The Tinderbox:
A Creativity Experience
Creativity Tips
    Creativity Tips    

Studies show creativity is vital to a child’s health, self-esteem, academic performance, stress-relief and overall wellbeing. Please consider the following tips to help your child build a life-long love for this most rewarding gift.

  1.  Creativity is not a pastime. It’s an essential part of who we are, finding countless expressions in our life each day. Therefore, support your child in their creative endeavours. Let them know that you value their creativity, and help them grow and explore by modeling creativity yourself.
  2. Withhold judgment. You may wish to help through critique, but creativity flourishes in a non-evaluative atmosphere. Despite personal preferences, you can show respect for each of your child’s creations, recognizing that everything they express comes from a part of themselves, and is therefore worthy of your love and attention.
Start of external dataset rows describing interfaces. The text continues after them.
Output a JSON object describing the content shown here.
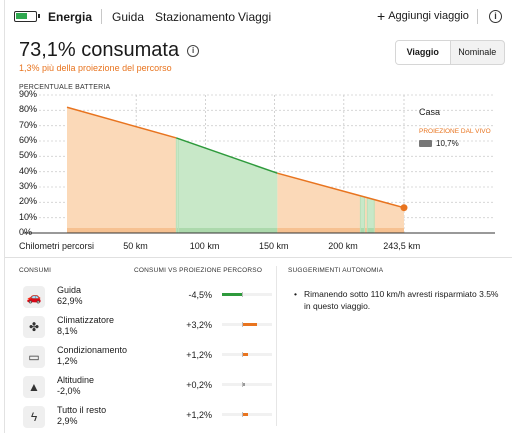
{
  "nav": {
    "tabs": [
      "Energia",
      "Guida",
      "Stazionamento",
      "Viaggi"
    ],
    "add_trip": "Aggiungi viaggio",
    "info": "i"
  },
  "header": {
    "headline": "73,1% consumata",
    "subline": "1,3% più della proiezione del percorso",
    "toggle": [
      "Viaggio",
      "Nominale"
    ],
    "toggle_selected": "Viaggio"
  },
  "chart_title": "PERCENTUALE BATTERIA",
  "legend": {
    "home": "Casa",
    "projection": "PROIEZIONE DAL VIVO",
    "projection_value": "10,7%"
  },
  "chart_data": {
    "type": "area",
    "title": "PERCENTUALE BATTERIA",
    "xlabel": "Chilometri percorsi",
    "ylabel": "",
    "y_ticks": [
      "90%",
      "80%",
      "70%",
      "60%",
      "50%",
      "40%",
      "30%",
      "20%",
      "10%",
      "0%"
    ],
    "x_ticks": [
      {
        "value": 0,
        "label": "Chilometri percorsi"
      },
      {
        "value": 50,
        "label": "50 km"
      },
      {
        "value": 100,
        "label": "100 km"
      },
      {
        "value": 150,
        "label": "150 km"
      },
      {
        "value": 200,
        "label": "200 km"
      },
      {
        "value": 243.5,
        "label": "243,5 km"
      }
    ],
    "xlim": [
      0,
      243.5
    ],
    "ylim": [
      0,
      90
    ],
    "line": {
      "x": [
        0,
        79,
        152,
        243.5
      ],
      "y": [
        82,
        62,
        39,
        16.5
      ],
      "colors": [
        "#e8741f",
        "#2e9a3c",
        "#e8741f"
      ]
    },
    "segments": [
      {
        "x0": 0,
        "x1": 79,
        "status": "over",
        "color": "#fbd9b8"
      },
      {
        "x0": 79,
        "x1": 80.5,
        "status": "under",
        "color": "#c8e8c8"
      },
      {
        "x0": 80.5,
        "x1": 152,
        "status": "under",
        "color": "#c8e8c8"
      },
      {
        "x0": 152,
        "x1": 212,
        "status": "over",
        "color": "#fbd9b8"
      },
      {
        "x0": 212,
        "x1": 215,
        "status": "under",
        "color": "#c8e8c8"
      },
      {
        "x0": 215,
        "x1": 217,
        "status": "over",
        "color": "#fbd9b8"
      },
      {
        "x0": 217,
        "x1": 222,
        "status": "under",
        "color": "#c8e8c8"
      },
      {
        "x0": 222,
        "x1": 243.5,
        "status": "over",
        "color": "#fbd9b8"
      }
    ],
    "end_point": {
      "x": 243.5,
      "y": 16.5,
      "color": "#e8741f"
    },
    "projection_end": {
      "x": 243.5,
      "y": 10.7
    },
    "grid": true,
    "legend_position": "right"
  },
  "sections": {
    "consumption": "CONSUMI",
    "vs_projection": "CONSUMI VS PROIEZIONE PERCORSO",
    "tips": "SUGGERIMENTI AUTONOMIA"
  },
  "consumption": [
    {
      "label": "Guida",
      "value": "62,9%",
      "delta": "-4,5%",
      "delta_num": -4.5,
      "icon": "car-icon"
    },
    {
      "label": "Climatizzatore",
      "value": "8,1%",
      "delta": "+3,2%",
      "delta_num": 3.2,
      "icon": "fan-icon"
    },
    {
      "label": "Condizionamento",
      "value": "1,2%",
      "delta": "+1,2%",
      "delta_num": 1.2,
      "icon": "battery-conditioning-icon"
    },
    {
      "label": "Altitudine",
      "value": "-2,0%",
      "delta": "+0,2%",
      "delta_num": 0.2,
      "icon": "mountain-icon"
    },
    {
      "label": "Tutto il resto",
      "value": "2,9%",
      "delta": "+1,2%",
      "delta_num": 1.2,
      "icon": "lightning-icon"
    }
  ],
  "colors": {
    "accent_orange": "#e8741f",
    "accent_green": "#2e9a3c"
  },
  "tip": "Rimanendo sotto 110 km/h avresti risparmiato 3.5% in questo viaggio."
}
  3. No surveillance. Hovering over a child, however good our intentions, has been proven to stifle their creative juices. Instead, create a safe environment where they can explore creativity on their own. You may be amazed at what your child comes up without help of any kind.
  4. Offer guidance sparingly. They will receive more than enough throughout their lives.  And constant reminders to improve themselves can undermine a child’s self-esteem, sending out the unintended message: You need to change. You aren’t good enough as you are.  Remember, we don’t always need to teach our kids to be better. Just encourage them to be themselves. 
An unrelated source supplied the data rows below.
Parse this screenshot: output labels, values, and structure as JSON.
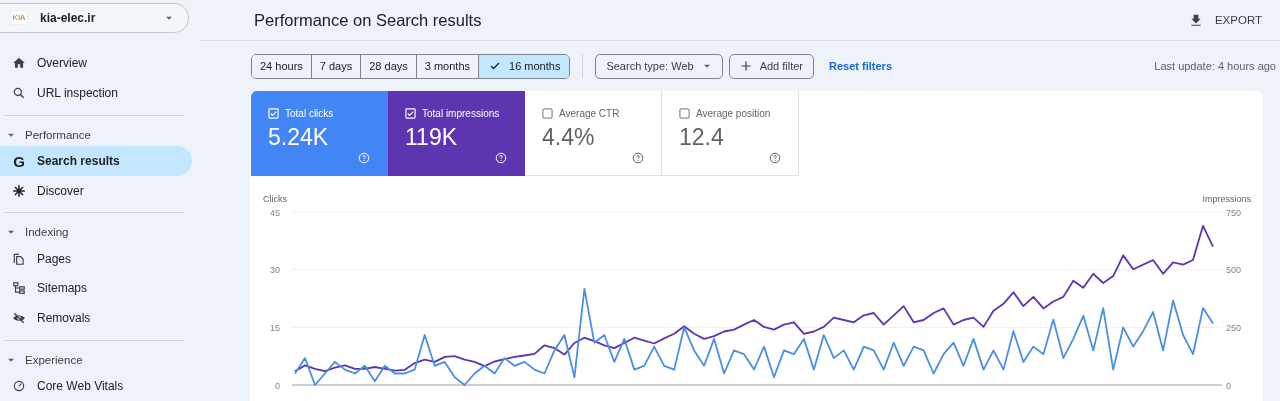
{
  "property": {
    "logo_text": "KIA",
    "name": "kia-elec.ir"
  },
  "sidebar": [
    {
      "kind": "item",
      "label": "Overview",
      "selected": false
    },
    {
      "kind": "item",
      "label": "URL inspection",
      "selected": false
    },
    {
      "kind": "section",
      "label": "Performance",
      "expanded": true,
      "children": [
        {
          "icon_text": "G",
          "label": "Search results",
          "selected": true
        },
        {
          "label": "Discover",
          "selected": false
        }
      ]
    },
    {
      "kind": "section",
      "label": "Indexing",
      "expanded": true,
      "children": [
        {
          "label": "Pages",
          "selected": false
        },
        {
          "label": "Sitemaps",
          "selected": false
        },
        {
          "label": "Removals",
          "selected": false
        }
      ]
    },
    {
      "kind": "section",
      "label": "Experience",
      "expanded": true,
      "children": [
        {
          "label": "Core Web Vitals",
          "selected": false
        }
      ]
    }
  ],
  "page_title": "Performance on Search results",
  "export_label": "EXPORT",
  "date_ranges": [
    {
      "label": "24 hours",
      "selected": false
    },
    {
      "label": "7 days",
      "selected": false
    },
    {
      "label": "28 days",
      "selected": false
    },
    {
      "label": "3 months",
      "selected": false
    },
    {
      "label": "16 months",
      "selected": true
    }
  ],
  "search_type": "Search type: Web",
  "add_filter": "Add filter",
  "reset_filters": "Reset filters",
  "last_update": "Last update: 4 hours ago",
  "metrics": [
    {
      "label": "Total clicks",
      "value": "5.24K",
      "selected": true,
      "color": "#4285f4"
    },
    {
      "label": "Total impressions",
      "value": "119K",
      "selected": true,
      "color": "#5e35b1"
    },
    {
      "label": "Average CTR",
      "value": "4.4%",
      "selected": false
    },
    {
      "label": "Average position",
      "value": "12.4",
      "selected": false
    }
  ],
  "chart_data": {
    "type": "line",
    "ylabel": "Clicks",
    "ylim": [
      0,
      45
    ],
    "yticks": [
      0,
      15,
      30,
      45
    ],
    "y2label": "Impressions",
    "y2lim": [
      0,
      750
    ],
    "y2ticks": [
      0,
      250,
      500,
      750
    ],
    "series": [
      {
        "color": "#5e35b1",
        "axis": "y2",
        "values": [
          60,
          85,
          70,
          60,
          75,
          85,
          70,
          70,
          78,
          70,
          62,
          66,
          95,
          110,
          100,
          122,
          125,
          110,
          100,
          82,
          102,
          112,
          122,
          128,
          135,
          172,
          160,
          132,
          182,
          205,
          190,
          172,
          160,
          182,
          205,
          192,
          180,
          202,
          222,
          255,
          222,
          200,
          212,
          232,
          240,
          262,
          282,
          252,
          240,
          262,
          272,
          222,
          232,
          252,
          292,
          282,
          272,
          302,
          312,
          262,
          302,
          342,
          272,
          282,
          312,
          332,
          262,
          282,
          292,
          252,
          322,
          352,
          402,
          342,
          382,
          332,
          362,
          382,
          452,
          422,
          482,
          442,
          472,
          562,
          502,
          522,
          542,
          482,
          532,
          522,
          542,
          690,
          600
        ]
      },
      {
        "color": "#4a90e2",
        "values": [
          3,
          7,
          0,
          3,
          6,
          4,
          3,
          5,
          1,
          5,
          3,
          3,
          4,
          13,
          5,
          6,
          2,
          0,
          3,
          5,
          3,
          7,
          5,
          6,
          4,
          3,
          9,
          13,
          2,
          25,
          11,
          13,
          6,
          12,
          4,
          5,
          10,
          5,
          4,
          15,
          9,
          5,
          12,
          3,
          9,
          8,
          4,
          10,
          2,
          9,
          8,
          12,
          4,
          13,
          7,
          9,
          4,
          10,
          9,
          4,
          11,
          5,
          10,
          9,
          3,
          8,
          11,
          5,
          12,
          4,
          9,
          4,
          14,
          6,
          10,
          8,
          17,
          7,
          12,
          18,
          9,
          20,
          4,
          15,
          10,
          14,
          19,
          9,
          22,
          13,
          8,
          20,
          16
        ]
      }
    ]
  }
}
  5. Cultivate originality. Let your child know how great it is to be different, and that they bring something unique to this world. The greatest innovators have always been those who thought differently from the rest. Here’s a brief list of famous people who owe their success to creativity, each of them renowned for thinking outside the box:

  a.  Bill Gates
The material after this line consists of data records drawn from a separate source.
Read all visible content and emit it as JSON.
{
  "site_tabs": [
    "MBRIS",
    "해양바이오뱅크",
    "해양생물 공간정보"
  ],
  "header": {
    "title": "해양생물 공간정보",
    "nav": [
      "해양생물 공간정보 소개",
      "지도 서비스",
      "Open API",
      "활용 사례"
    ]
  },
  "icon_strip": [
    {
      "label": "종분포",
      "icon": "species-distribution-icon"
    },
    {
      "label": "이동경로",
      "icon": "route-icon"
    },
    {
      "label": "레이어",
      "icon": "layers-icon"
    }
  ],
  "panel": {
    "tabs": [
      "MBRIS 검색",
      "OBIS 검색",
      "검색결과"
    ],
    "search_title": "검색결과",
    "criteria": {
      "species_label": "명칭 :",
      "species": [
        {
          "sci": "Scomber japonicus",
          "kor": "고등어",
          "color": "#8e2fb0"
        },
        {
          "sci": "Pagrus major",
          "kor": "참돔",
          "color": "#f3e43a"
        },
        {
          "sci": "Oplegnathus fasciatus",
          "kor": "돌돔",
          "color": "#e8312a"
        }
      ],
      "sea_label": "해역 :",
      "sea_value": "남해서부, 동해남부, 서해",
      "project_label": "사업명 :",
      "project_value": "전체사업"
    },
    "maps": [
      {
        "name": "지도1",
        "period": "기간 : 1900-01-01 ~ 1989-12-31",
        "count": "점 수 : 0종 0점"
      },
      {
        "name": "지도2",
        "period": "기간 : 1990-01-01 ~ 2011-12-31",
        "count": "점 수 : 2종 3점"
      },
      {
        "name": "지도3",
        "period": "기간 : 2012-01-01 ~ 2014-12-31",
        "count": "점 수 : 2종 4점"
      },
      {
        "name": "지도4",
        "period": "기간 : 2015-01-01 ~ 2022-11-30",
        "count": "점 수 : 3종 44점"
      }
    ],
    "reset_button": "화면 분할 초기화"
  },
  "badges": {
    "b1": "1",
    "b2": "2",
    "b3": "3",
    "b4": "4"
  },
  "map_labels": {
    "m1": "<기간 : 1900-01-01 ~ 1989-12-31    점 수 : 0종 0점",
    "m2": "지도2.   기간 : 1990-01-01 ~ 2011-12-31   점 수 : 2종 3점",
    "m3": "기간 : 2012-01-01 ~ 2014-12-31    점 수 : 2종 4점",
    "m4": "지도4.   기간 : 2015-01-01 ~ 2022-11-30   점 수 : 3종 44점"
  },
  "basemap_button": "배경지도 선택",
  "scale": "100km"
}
b.  Albert Einstein
c.  The Wright Brothers
d.  Pablo Picasso 
e.  J.K. Rowling 
f.  Al Gore   
g. John Lennon
h. Nikola Tesla
i.  Frank Lloyd Wright
j.  Thomas Edison
k.  Mark Twain
l.  (Insert your child’s name here!)

Some of the above material summarized from Goleman, Kaufman and Ray (1992)